  • Check, check and check

When you are using written client communication it is so easy to forget to read things through before you send them. Understandable, you are busy, often rushed, sometimes stressed -actually for these exact reasons, it is more important that you proofread everything carefully. If you are rushing, you are much more likely to make errors and mistakes. Sometimes these can lead to serious misunderstandings but even if they are just typos and small grammatical errors they have an effect on the recipient. If you neglect your communication, how careful are you in other areas? If you are sloppy with your writing, why should I believe you take my project seriously? When you don’t have time to check your writing, how valuable am I as a client?

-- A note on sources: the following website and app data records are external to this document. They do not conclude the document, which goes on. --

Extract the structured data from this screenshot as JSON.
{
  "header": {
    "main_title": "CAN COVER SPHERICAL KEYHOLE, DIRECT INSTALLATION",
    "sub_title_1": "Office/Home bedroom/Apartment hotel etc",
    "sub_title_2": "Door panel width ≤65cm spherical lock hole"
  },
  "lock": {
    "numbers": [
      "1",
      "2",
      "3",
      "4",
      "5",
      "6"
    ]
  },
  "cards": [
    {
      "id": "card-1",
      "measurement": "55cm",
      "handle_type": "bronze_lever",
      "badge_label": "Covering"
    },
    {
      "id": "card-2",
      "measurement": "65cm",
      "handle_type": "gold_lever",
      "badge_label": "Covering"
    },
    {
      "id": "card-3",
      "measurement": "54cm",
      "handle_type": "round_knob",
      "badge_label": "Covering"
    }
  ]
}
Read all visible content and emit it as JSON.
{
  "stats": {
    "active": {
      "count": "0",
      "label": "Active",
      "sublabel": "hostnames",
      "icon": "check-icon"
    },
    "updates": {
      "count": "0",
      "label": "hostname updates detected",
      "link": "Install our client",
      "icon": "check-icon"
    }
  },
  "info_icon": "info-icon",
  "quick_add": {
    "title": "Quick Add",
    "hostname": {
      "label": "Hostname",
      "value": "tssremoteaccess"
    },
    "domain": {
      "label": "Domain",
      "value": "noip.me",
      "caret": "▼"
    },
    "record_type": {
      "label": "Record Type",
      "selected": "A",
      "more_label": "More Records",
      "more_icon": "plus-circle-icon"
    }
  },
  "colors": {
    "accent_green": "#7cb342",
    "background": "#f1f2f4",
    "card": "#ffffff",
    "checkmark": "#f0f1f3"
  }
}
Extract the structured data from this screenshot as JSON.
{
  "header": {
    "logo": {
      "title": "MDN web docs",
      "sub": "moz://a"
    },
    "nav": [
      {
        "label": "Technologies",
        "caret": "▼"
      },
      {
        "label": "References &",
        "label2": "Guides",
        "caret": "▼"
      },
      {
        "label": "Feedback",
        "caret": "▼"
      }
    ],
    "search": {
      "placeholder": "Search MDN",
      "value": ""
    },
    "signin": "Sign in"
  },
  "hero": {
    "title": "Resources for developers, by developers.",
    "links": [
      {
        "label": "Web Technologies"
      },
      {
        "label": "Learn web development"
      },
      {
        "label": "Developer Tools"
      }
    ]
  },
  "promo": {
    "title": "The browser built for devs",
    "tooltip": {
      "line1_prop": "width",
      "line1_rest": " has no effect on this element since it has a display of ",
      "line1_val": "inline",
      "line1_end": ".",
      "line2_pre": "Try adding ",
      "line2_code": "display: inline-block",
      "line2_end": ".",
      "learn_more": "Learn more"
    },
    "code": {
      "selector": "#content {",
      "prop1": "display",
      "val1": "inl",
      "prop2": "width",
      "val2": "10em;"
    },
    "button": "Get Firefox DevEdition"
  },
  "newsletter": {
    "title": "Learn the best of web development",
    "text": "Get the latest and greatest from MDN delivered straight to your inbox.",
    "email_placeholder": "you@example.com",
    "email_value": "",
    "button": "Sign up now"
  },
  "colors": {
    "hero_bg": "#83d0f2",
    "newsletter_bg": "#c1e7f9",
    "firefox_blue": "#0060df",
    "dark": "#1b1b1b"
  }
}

It’s a good idea to get someone else to have a quick read through your communications too, especially the really important ones. Sometimes even when you check through a piece, you read what your head tells you you have written, not what you’ve actually written. A fresh pair of eyes spot these mistakes. Use spell check and grammar check, but don’t rely on it 100%.


4. Honesty is Key in Client Communication

Honesty is the best policy, even in business. With a potential client, you really should be clear about what you can and can’t do, and don’t promise what you can’t deliver. In the short term, you might lose a few clients, but you’ll lose many more if you fail to meet expectations. and not only will you lose clients but you lose your reputation too.

  • Give clear expectations about what you can’t and can’t achieve.
  • Set realistic deadlines to give yourself a buffer, it’s better to extend the deadline from the start and meet it early than to push everybody to the limit trying to achieve the impossible.
  • Say no if you can’t deliver say no, say it politely, say it with respect but say it. . It’s better to lose a project than disappoint, and it’s much better to lose a project than to overstretch yourself and then disappoint. If you say no in the correct way – giving valid reasons, offering alternatives, providing different options, then the clients may be happy to negotiate. Even if you lose the clients this time they often remember that you didn’t waste their time and will come back to you in the future.
  • If you can’t deliver on time, don’t offer excuses. Let the client know in good time and be honest about the reasons. Clients don’t like being let down, but they really don’t like being let down at the last minute. If your failure to deliver means their failure to deliver, they are not impressed at all. If you give them advanced warning they can plan around it.


5. Meet Expectations

Finally, probably the best advice in business is to meet the expectations of the client. This is true of the product, this is true of the service and this is also true of the communication. The combination of all three will make for a very healthy business indeed. A happy client will come back for more, the news will spread, and business will take off. At the end of the day if the client has got what they wanted, then they will be pleased. If they’ve got what they wanted and the process went as smoothly as clockwork, they will be very pleased. This is a key element in client communication.


In Conclusion

Client communication should clarify your position, should create a relationship, should soften the edges, should add to the business, should lead to longer-term business relationships – it should do many things. Most communication comes naturally, often what we see as tips are downright obvious to most people. But this can be a dangerous trap to fall into. What seems obvious can easily be neglected. Client Communication is of vital importance, you need to work on it, you need to prioritize it, you need to reflect on it and refine it. Without your clients your business dies, without good communication, your clients start saying their goodbyes.

Subscribe to our newsletter

Stay on top of your communication game

Customer stories, tips, and our opinions on everything in between - all in one place